Problem:
Return every line from the records below in which the word "icon" is found.

Records for this task:
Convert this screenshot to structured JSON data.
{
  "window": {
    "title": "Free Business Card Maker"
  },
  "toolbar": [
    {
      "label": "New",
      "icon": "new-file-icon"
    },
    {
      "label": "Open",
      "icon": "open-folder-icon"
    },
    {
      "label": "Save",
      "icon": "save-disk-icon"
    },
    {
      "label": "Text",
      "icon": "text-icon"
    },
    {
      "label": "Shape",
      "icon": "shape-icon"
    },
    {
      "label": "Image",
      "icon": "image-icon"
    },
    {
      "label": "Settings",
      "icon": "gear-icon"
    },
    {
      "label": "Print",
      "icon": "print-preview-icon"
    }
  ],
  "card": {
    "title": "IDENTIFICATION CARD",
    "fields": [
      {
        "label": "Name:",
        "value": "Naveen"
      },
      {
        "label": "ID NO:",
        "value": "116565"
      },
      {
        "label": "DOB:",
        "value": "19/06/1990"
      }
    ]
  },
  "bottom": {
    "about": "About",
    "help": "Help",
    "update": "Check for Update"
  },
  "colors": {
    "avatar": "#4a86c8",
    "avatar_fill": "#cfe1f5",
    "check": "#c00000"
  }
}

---

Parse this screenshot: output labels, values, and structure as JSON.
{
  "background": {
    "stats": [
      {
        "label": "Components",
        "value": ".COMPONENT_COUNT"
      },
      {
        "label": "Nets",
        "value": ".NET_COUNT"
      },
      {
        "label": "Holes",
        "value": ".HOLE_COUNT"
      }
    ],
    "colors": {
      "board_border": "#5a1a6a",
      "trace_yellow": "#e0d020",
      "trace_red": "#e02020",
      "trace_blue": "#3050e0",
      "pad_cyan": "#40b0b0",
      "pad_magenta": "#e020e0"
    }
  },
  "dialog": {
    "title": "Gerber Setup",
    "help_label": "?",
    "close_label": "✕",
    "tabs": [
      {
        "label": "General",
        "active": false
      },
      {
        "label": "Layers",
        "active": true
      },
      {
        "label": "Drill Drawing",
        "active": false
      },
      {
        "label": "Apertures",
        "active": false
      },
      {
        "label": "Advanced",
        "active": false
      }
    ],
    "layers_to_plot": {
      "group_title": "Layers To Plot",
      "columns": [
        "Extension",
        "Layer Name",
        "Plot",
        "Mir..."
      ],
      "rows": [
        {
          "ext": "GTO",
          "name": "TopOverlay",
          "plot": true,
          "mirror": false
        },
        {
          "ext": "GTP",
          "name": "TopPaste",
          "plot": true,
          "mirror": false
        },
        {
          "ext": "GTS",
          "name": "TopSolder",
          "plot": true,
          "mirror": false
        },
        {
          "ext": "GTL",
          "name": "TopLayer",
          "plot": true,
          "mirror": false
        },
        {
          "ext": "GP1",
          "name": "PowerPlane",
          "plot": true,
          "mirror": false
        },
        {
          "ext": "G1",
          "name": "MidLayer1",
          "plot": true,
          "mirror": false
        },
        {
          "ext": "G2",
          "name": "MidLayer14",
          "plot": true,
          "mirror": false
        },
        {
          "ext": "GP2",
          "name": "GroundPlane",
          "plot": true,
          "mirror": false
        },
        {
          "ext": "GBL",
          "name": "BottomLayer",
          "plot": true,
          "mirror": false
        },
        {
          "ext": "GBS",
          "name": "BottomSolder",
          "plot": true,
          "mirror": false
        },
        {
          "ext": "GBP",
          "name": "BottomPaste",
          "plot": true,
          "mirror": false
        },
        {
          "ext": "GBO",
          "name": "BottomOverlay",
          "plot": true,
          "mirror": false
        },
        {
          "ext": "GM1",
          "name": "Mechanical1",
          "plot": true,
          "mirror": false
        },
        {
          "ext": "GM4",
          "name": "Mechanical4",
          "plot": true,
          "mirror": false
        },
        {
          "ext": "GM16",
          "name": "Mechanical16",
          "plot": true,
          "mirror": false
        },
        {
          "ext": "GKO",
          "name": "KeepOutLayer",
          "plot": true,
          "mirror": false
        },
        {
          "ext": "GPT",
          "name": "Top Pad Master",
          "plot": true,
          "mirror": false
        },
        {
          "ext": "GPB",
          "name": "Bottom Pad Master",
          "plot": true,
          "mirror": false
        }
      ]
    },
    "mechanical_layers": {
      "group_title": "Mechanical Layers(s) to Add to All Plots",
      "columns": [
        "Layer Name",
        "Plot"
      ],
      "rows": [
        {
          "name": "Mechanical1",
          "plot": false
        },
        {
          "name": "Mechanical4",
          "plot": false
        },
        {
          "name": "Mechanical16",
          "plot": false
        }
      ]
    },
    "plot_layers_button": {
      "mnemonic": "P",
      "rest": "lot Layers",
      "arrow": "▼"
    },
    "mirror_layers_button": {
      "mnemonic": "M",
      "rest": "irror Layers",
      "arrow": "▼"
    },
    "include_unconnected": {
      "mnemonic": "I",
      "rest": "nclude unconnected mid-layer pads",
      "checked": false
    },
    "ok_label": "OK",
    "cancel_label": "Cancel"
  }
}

Written solution:
      "icon": "new-file-icon"
      "icon": "open-folder-icon"
      "icon": "save-disk-icon"
      "icon": "text-icon"
      "icon": "shape-icon"
      "icon": "image-icon"
      "icon": "gear-icon"
      "icon": "print-preview-icon"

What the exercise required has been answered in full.